# WORK REQUIRED
Search the records for the word "grid" and copy every line in which it occurs.

# INPUT FOR THIS TASK
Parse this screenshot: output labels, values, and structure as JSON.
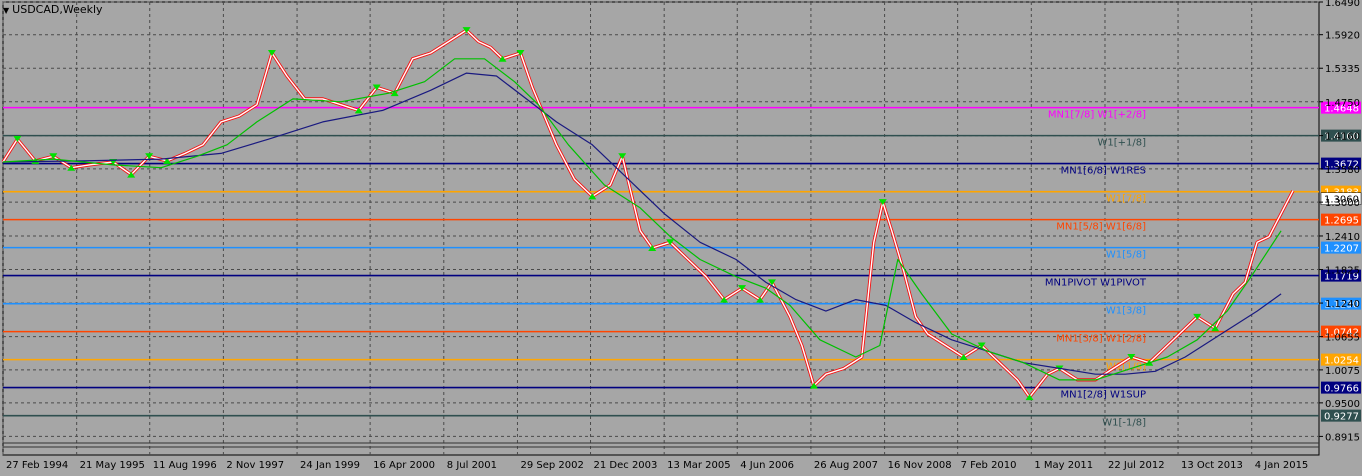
{
  "window": {
    "title": "USDCAD,Weekly",
    "menu_glyph": "▼"
  },
  "colors": {
    "background": "#a6a6a6",
    "grid": "#4a4a4a",
    "candle_up": "#ffffff",
    "candle_down": "#ff0000",
    "ma_slow": "#1a1a80",
    "ma_fast": "#00c000",
    "step_line": "#ff0000",
    "arrow_marker": "#00e000"
  },
  "chart_data": {
    "type": "line",
    "symbol": "USDCAD",
    "timeframe": "Weekly",
    "ylim": [
      0.88,
      1.649
    ],
    "xlim": [
      1994.16,
      2016.0
    ],
    "grid": "dashed vertical and horizontal",
    "y_ticks": [
      "1.6490",
      "1.5920",
      "1.5335",
      "1.4750",
      "1.4160",
      "1.3580",
      "1.3000",
      "1.2410",
      "1.1825",
      "1.1240",
      "1.0655",
      "1.0075",
      "0.9500",
      "0.8915"
    ],
    "x_ticks": [
      {
        "label": "27 Feb 1994",
        "x": 1994.16
      },
      {
        "label": "21 May 1995",
        "x": 1995.39
      },
      {
        "label": "11 Aug 1996",
        "x": 1996.61
      },
      {
        "label": "2 Nov 1997",
        "x": 1997.84
      },
      {
        "label": "24 Jan 1999",
        "x": 1999.07
      },
      {
        "label": "16 Apr 2000",
        "x": 2000.29
      },
      {
        "label": "8 Jul 2001",
        "x": 2001.52
      },
      {
        "label": "29 Sep 2002",
        "x": 2002.75
      },
      {
        "label": "21 Dec 2003",
        "x": 2003.97
      },
      {
        "label": "13 Mar 2005",
        "x": 2005.2
      },
      {
        "label": "4 Jun 2006",
        "x": 2006.42
      },
      {
        "label": "26 Aug 2007",
        "x": 2007.65
      },
      {
        "label": "16 Nov 2008",
        "x": 2008.88
      },
      {
        "label": "7 Feb 2010",
        "x": 2010.1
      },
      {
        "label": "1 May 2011",
        "x": 2011.33
      },
      {
        "label": "22 Jul 2012",
        "x": 2012.56
      },
      {
        "label": "13 Oct 2013",
        "x": 2013.78
      },
      {
        "label": "4 Jan 2015",
        "x": 2015.01
      }
    ],
    "levels": [
      {
        "price": 1.4648,
        "label": "MN1[7/8] W1[+2/8]",
        "tag": "1.4648",
        "color": "#ff00ff"
      },
      {
        "price": 1.416,
        "label": "W1[+1/8]",
        "tag": "1.4160",
        "color": "#2f4f4f"
      },
      {
        "price": 1.3672,
        "label": "MN1[6/8] W1RES",
        "tag": "1.3672",
        "color": "#000080"
      },
      {
        "price": 1.3183,
        "label": "W1[7/8]",
        "tag": "1.3183",
        "color": "#ffa500"
      },
      {
        "price": 1.2695,
        "label": "MN1[5/8] W1[6/8]",
        "tag": "1.2695",
        "color": "#ff4500"
      },
      {
        "price": 1.2207,
        "label": "W1[5/8]",
        "tag": "1.2207",
        "color": "#1e90ff"
      },
      {
        "price": 1.1719,
        "label": "MN1PIVOT W1PIVOT",
        "tag": "1.1719",
        "color": "#000080"
      },
      {
        "price": 1.123,
        "label": "W1[3/8]",
        "tag": "1.1230",
        "color": "#1e90ff"
      },
      {
        "price": 1.0742,
        "label": "MN1[3/8] W1[2/8]",
        "tag": "1.0742",
        "color": "#ff4500"
      },
      {
        "price": 1.0254,
        "label": "W1[1/8]",
        "tag": "1.0254",
        "color": "#ffa500"
      },
      {
        "price": 0.9766,
        "label": "MN1[2/8] W1SUP",
        "tag": "0.9766",
        "color": "#000080"
      },
      {
        "price": 0.9277,
        "label": "W1[-1/8]",
        "tag": "0.9277",
        "color": "#2f4f4f"
      }
    ],
    "current_price": {
      "price": 1.306,
      "tag": "1.3060",
      "color": "#ffffff"
    },
    "series": [
      {
        "name": "USDCAD",
        "role": "price",
        "x": [
          1994.16,
          1994.4,
          1994.7,
          1995.0,
          1995.3,
          1995.6,
          1996.0,
          1996.3,
          1996.6,
          1996.9,
          1997.2,
          1997.5,
          1997.8,
          1998.1,
          1998.4,
          1998.65,
          1998.9,
          1999.2,
          1999.5,
          1999.8,
          2000.1,
          2000.4,
          2000.7,
          2001.0,
          2001.3,
          2001.6,
          2001.9,
          2002.1,
          2002.3,
          2002.5,
          2002.8,
          2003.0,
          2003.2,
          2003.4,
          2003.7,
          2004.0,
          2004.3,
          2004.5,
          2004.8,
          2005.0,
          2005.3,
          2005.6,
          2005.9,
          2006.2,
          2006.5,
          2006.8,
          2007.0,
          2007.3,
          2007.5,
          2007.7,
          2007.9,
          2008.2,
          2008.5,
          2008.7,
          2008.85,
          2009.0,
          2009.2,
          2009.4,
          2009.6,
          2009.9,
          2010.2,
          2010.5,
          2010.8,
          2011.1,
          2011.3,
          2011.6,
          2011.8,
          2012.1,
          2012.4,
          2012.7,
          2013.0,
          2013.3,
          2013.6,
          2013.9,
          2014.1,
          2014.4,
          2014.7,
          2014.9,
          2015.1,
          2015.3,
          2015.5,
          2015.7
        ],
        "y": [
          1.37,
          1.41,
          1.372,
          1.38,
          1.36,
          1.365,
          1.37,
          1.348,
          1.38,
          1.372,
          1.385,
          1.4,
          1.44,
          1.45,
          1.47,
          1.56,
          1.52,
          1.48,
          1.48,
          1.47,
          1.46,
          1.5,
          1.49,
          1.55,
          1.56,
          1.58,
          1.6,
          1.58,
          1.57,
          1.55,
          1.56,
          1.5,
          1.45,
          1.4,
          1.34,
          1.31,
          1.33,
          1.38,
          1.25,
          1.22,
          1.23,
          1.2,
          1.17,
          1.13,
          1.15,
          1.13,
          1.16,
          1.1,
          1.05,
          0.98,
          1.0,
          1.01,
          1.03,
          1.23,
          1.3,
          1.25,
          1.18,
          1.1,
          1.07,
          1.05,
          1.03,
          1.05,
          1.02,
          0.99,
          0.96,
          1.0,
          1.01,
          0.99,
          0.99,
          1.01,
          1.03,
          1.02,
          1.05,
          1.08,
          1.1,
          1.08,
          1.14,
          1.16,
          1.23,
          1.24,
          1.28,
          1.32
        ]
      },
      {
        "name": "MA slow",
        "role": "ma_slow",
        "x": [
          1994.16,
          1995.5,
          1996.8,
          1997.8,
          1998.6,
          1999.5,
          2000.5,
          2001.3,
          2001.9,
          2002.4,
          2002.9,
          2003.4,
          2004.0,
          2004.6,
          2005.2,
          2005.8,
          2006.4,
          2006.9,
          2007.4,
          2007.9,
          2008.4,
          2008.9,
          2009.4,
          2010.0,
          2010.6,
          2011.2,
          2011.8,
          2012.4,
          2012.9,
          2013.4,
          2013.9,
          2014.5,
          2015.1,
          2015.5
        ],
        "y": [
          1.37,
          1.372,
          1.375,
          1.385,
          1.41,
          1.44,
          1.46,
          1.495,
          1.525,
          1.52,
          1.48,
          1.44,
          1.4,
          1.34,
          1.28,
          1.23,
          1.2,
          1.16,
          1.13,
          1.11,
          1.13,
          1.12,
          1.09,
          1.06,
          1.04,
          1.02,
          1.01,
          1.0,
          1.0,
          1.005,
          1.03,
          1.07,
          1.11,
          1.14
        ]
      },
      {
        "name": "MA fast",
        "role": "ma_fast",
        "x": [
          1994.16,
          1995.0,
          1996.0,
          1996.8,
          1997.4,
          1997.9,
          1998.4,
          1999.0,
          1999.8,
          2000.6,
          2001.2,
          2001.7,
          2002.2,
          2002.7,
          2003.1,
          2003.6,
          2004.2,
          2004.8,
          2005.3,
          2005.8,
          2006.4,
          2006.9,
          2007.3,
          2007.8,
          2008.4,
          2008.8,
          2009.1,
          2009.5,
          2010.0,
          2010.6,
          2011.2,
          2011.8,
          2012.4,
          2013.0,
          2013.6,
          2014.1,
          2014.6,
          2015.0,
          2015.5
        ],
        "y": [
          1.37,
          1.375,
          1.365,
          1.36,
          1.38,
          1.4,
          1.44,
          1.48,
          1.475,
          1.49,
          1.51,
          1.55,
          1.55,
          1.51,
          1.47,
          1.4,
          1.33,
          1.29,
          1.24,
          1.2,
          1.17,
          1.15,
          1.12,
          1.06,
          1.03,
          1.05,
          1.2,
          1.14,
          1.07,
          1.04,
          1.02,
          0.99,
          0.99,
          1.01,
          1.03,
          1.06,
          1.11,
          1.17,
          1.25
        ]
      }
    ]
  }
}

# RESULT
    "grid": "#4a4a4a",
    "grid": "dashed vertical and horizontal",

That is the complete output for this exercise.